Recently, I’ve noticed something, a pattern if you will, in regards to how long it takes me to get hooked by a book. I have discovered that there are two things that will get me hooked: the writing and/or the plot. And believe those are two very different things. But if done right, I won’t want to put the book down.

Whenever I’m trying new authors, I have found that I know whether or not I will like their style of writing by the first page. So what does that mean? Well right away, I can tell if the heroine will be the humorous type or morose. I can tell if she will make decisions based on logic or emotions. So I’m not talking about how an author puts together a sentence so much as how the author puts together a setting or a person. But just because I know this, doesn’t mean I’ll like the plot.

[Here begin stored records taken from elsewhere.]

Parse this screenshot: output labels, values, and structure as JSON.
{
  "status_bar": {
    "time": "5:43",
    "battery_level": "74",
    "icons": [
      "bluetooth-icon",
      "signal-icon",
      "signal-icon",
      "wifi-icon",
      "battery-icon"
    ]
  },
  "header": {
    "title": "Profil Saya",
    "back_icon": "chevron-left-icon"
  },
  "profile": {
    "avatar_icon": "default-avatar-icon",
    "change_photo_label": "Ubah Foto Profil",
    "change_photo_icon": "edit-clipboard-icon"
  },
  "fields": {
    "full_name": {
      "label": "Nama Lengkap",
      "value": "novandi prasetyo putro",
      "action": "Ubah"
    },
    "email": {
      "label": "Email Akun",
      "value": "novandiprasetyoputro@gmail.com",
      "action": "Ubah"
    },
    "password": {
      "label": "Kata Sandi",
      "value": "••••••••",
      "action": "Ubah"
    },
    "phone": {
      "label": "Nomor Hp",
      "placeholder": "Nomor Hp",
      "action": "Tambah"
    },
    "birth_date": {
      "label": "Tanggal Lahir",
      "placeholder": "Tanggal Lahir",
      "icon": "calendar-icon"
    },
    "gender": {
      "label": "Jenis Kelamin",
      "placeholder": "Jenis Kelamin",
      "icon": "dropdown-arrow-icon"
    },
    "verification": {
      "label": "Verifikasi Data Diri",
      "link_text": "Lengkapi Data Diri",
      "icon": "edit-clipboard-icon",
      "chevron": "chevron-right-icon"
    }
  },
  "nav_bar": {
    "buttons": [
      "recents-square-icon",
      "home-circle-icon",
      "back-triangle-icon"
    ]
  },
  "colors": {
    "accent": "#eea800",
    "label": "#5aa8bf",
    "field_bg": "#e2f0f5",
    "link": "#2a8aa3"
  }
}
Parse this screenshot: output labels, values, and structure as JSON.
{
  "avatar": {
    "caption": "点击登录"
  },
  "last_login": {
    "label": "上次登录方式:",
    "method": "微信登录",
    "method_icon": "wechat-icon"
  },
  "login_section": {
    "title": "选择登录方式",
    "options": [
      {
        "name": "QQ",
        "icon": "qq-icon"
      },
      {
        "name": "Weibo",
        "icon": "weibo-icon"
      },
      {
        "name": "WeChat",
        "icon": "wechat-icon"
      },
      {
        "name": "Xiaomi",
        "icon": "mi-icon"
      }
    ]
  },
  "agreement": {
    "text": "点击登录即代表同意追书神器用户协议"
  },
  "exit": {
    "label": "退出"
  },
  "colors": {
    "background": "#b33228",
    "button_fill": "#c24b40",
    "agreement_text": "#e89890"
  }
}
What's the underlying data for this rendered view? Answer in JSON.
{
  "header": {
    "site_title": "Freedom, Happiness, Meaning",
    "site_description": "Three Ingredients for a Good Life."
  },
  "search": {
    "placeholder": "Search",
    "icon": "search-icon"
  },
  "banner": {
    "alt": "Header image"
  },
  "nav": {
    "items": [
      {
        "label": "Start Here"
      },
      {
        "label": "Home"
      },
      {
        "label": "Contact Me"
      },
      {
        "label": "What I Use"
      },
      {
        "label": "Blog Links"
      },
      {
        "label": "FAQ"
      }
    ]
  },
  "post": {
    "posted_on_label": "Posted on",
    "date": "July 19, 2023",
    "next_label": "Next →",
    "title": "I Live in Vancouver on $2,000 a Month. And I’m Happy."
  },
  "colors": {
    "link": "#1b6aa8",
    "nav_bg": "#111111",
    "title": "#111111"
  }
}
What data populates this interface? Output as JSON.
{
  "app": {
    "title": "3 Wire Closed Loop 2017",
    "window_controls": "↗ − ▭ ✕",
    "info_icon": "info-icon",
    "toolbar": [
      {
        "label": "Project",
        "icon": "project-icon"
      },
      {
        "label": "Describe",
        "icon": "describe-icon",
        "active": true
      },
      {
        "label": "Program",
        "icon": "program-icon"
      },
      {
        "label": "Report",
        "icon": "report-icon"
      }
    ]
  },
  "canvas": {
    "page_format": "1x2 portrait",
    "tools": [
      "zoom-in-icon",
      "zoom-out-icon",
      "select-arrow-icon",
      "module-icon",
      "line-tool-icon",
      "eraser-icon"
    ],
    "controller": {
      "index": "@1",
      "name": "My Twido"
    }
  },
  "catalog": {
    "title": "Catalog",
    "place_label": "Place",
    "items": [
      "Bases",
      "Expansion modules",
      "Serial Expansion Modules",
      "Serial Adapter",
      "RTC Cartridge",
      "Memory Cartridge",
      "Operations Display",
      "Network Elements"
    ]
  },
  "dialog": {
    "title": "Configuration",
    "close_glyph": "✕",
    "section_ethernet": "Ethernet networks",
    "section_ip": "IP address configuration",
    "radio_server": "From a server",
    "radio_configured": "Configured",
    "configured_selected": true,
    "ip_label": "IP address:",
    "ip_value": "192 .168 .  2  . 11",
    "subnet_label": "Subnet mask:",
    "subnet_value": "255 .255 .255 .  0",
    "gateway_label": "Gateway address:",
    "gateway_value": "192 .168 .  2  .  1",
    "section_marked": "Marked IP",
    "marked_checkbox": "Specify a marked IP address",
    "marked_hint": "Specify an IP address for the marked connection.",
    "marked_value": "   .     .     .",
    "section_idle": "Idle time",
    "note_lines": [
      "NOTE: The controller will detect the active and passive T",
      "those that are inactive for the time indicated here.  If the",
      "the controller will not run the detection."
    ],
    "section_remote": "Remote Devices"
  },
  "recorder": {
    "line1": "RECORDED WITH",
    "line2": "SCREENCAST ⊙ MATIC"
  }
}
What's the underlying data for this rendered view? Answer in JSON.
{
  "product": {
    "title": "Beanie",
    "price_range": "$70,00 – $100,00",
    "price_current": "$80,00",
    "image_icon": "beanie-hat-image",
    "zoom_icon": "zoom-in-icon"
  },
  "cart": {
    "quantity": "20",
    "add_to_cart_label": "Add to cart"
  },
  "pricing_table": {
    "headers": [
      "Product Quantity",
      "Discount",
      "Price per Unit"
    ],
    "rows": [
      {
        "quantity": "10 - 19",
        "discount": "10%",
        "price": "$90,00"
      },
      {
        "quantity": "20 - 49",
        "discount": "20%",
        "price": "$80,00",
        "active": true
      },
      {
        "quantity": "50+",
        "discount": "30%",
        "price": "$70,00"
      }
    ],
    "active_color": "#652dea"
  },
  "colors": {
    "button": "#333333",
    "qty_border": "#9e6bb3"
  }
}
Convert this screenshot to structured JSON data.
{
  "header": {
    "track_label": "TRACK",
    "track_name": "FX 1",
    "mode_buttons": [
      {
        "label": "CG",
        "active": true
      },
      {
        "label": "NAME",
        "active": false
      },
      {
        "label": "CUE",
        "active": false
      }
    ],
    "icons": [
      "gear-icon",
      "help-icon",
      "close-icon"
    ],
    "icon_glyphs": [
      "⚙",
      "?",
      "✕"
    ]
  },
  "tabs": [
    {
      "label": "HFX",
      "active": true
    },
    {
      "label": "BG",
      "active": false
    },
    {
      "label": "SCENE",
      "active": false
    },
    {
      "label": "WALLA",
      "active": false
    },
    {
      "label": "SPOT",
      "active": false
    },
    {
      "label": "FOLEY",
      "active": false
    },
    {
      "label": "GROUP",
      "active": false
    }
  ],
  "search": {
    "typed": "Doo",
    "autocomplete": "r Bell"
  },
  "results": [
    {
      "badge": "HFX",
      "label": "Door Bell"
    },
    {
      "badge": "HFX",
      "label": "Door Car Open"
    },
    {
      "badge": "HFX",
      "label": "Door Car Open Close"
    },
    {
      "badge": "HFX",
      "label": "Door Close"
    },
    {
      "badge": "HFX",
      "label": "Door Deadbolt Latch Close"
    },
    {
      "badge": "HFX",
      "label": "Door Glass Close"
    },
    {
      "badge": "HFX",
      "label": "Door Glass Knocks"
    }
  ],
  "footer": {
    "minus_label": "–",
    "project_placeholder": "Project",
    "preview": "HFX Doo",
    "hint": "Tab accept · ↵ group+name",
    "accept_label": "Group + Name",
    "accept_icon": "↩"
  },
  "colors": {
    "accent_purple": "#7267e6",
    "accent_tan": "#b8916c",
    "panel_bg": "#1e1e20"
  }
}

An awesome author will have me at the first page and I’ll read through the book whether or not I like the plot. But some books take steam, so how do you know whether or not to DNF (Do Not Finish)? Read five chapters… without stopping. If you make it to six than your chances of finishing the novel has increased to 90%. If you can’t make it to five without wanting to take a break than there are problems with the plot (unless the book is like 500 pages or something).

So these are my tried and true test. Do you have your own system of testing whether or not you will like a book? How long does it take you to get hooked?